Christmas break-down: Students may experience learning loss over winter break

Published 12:10 am Sunday, December 20, 2015

By Amanda Raymond

Almost anyone involved in the American school system has heard of the summer slide — the loss and/or regression of learning that occurs during the summer months when school is not in session.

But summer is not the only time students get a long break from school. Albeit much shorter, students also get time off from school for the winter holidays.

For college students, the semester ends before the winter break, which means all final exams are completed before the students get to enjoy their break.

But in high school, the semester does not end until after the winter break, which lasts from Dec. 21 to Jan. 1 this year.

That means for high school students, the exam period comes after a two-week break.

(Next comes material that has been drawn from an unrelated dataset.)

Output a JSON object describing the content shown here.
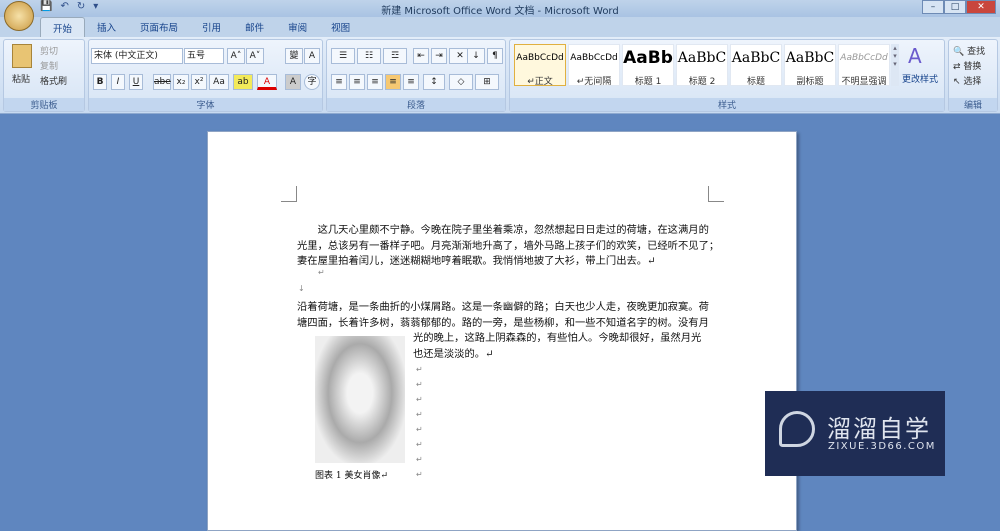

Kimberly O’Malley, education research expert, said there is a risk of lowered performance if students do not keep their minds engaged and learning during a long break.

“When students leave school and if they disengage from learning activities, we see drops in their performance and we see slowing of their education progress,” she said.

Although it takes a little bit of time for students to get back into the swing of things after they come back from winter break, teachers said the students end up fine in the end.

A stressful break

Leslie Sechler, a literacy coach at South Rowan High School, said the learning loss during winter break is not as significant as the loss during the summer because it is a shorter time period.

“I think, if anything, what the problem is, is that we start school so late in August. If we start earlier in August, then we could end the semester in December and our kids could have a true break,” she said.

Sechler said the break is stressful for many students because they are thinking about the exams they will have to take when they get back to school.

“I think it’s hard for them to take a break, and for the ones who really do take a break, it’s hard sometimes to get back in the swing of things,” she said.

Sechler said students sometimes struggle to get back into the regular routine of classes, only to have to learn a new routine when the new semester starts shortly after.

“If it could start all over with a new routine right after getting back I think it would be ideal,” she said.

Sechler said some students study over the break, while others may feel confident enough to just relax.

Teachers often help their students review the material they have learned when the students return from the break. At South Rowan, students can go to a review session either of their choice or teacher recommended during their South Block period.

Post-break fatigue

Even though students in elementary and middle school do not have to worry about exams, teachers said they sometimes come back a little sluggish after the break.

Sally Schultz, a fifth grade teacher at Hanford-Dole Elementary, said when she used to teach kindergarten she had to spend time going over expectations and procedures again.

“Usually the first day or two they’re still kind of asleep, but after that we’re back in the swing of things,” she said.

Schultz said she also does that with her fifth graders, but not as much as she did with the kindergarteners.

Elizabeth Henley, a sixth grade teacher at West Rowan Middle School, said her middle schoolers do not really suffer academically, but they do come back drowsy.

“They come back tired because they’re used to doing all the Netflix binging and staying up all night long and eating whatever they want,” she said.

Keeping brains active

Sechler said limiting the amount of time spent watching screens is one way for parents to make it easier for their kids to adjust back into their school schedules.

“I think it’s important for kids to get some fresh air and move around,” she said.

Sechler said it is important for students to keep reading, whether that is reading their favorite novel or a magazine on a topic that interests them.

“I think parents should encourage their kids to read anything for fun,” she said.

Henley said if students see their parents enjoying a good book, they may be more motivated to do so as well.

“I think for each parent, you need to find what interests your child and make sure that you approach it in a parental way that’s positive but also kind of go through the back door and kind of help them out without them even realizing what you’re doing,” she said.

Henley also said getting students back on their regular sleep schedule a couple days before school starts can help them with readjusting when school starts again.

O’Malley said holiday traditions can easily turn into learning opportunities. Baking holiday cookies can turn into a math lesson if parents ask their children to double or triple the batch.

“We can always get into the science of making cookies and experiment on how to make cookies, say, more cake-like or more chewy based on the different ways we mix in the ingredients,” she said.

There are plenty of educational programs students can access on their iPads.

Schultz said Achieve3000, an online literacy program, has organized a competition during the break to encourage reading. Students who gain a certain amount of points can have their names entered into a drawing to win an iPod Shuffle.

“The kids are all really excited. They’re all ready to go home and read, which is exciting for us because we want that,” she said.

Even though the winter break may throw a wrench in things for some students, Sechler said it usually all works out.

“It’s ultimately okay. They do a good job,” she said. “The kids come back in and they feel rested and they are able to do well on their exams.”

Contact reporter Amanda Raymond at 704-797-4222.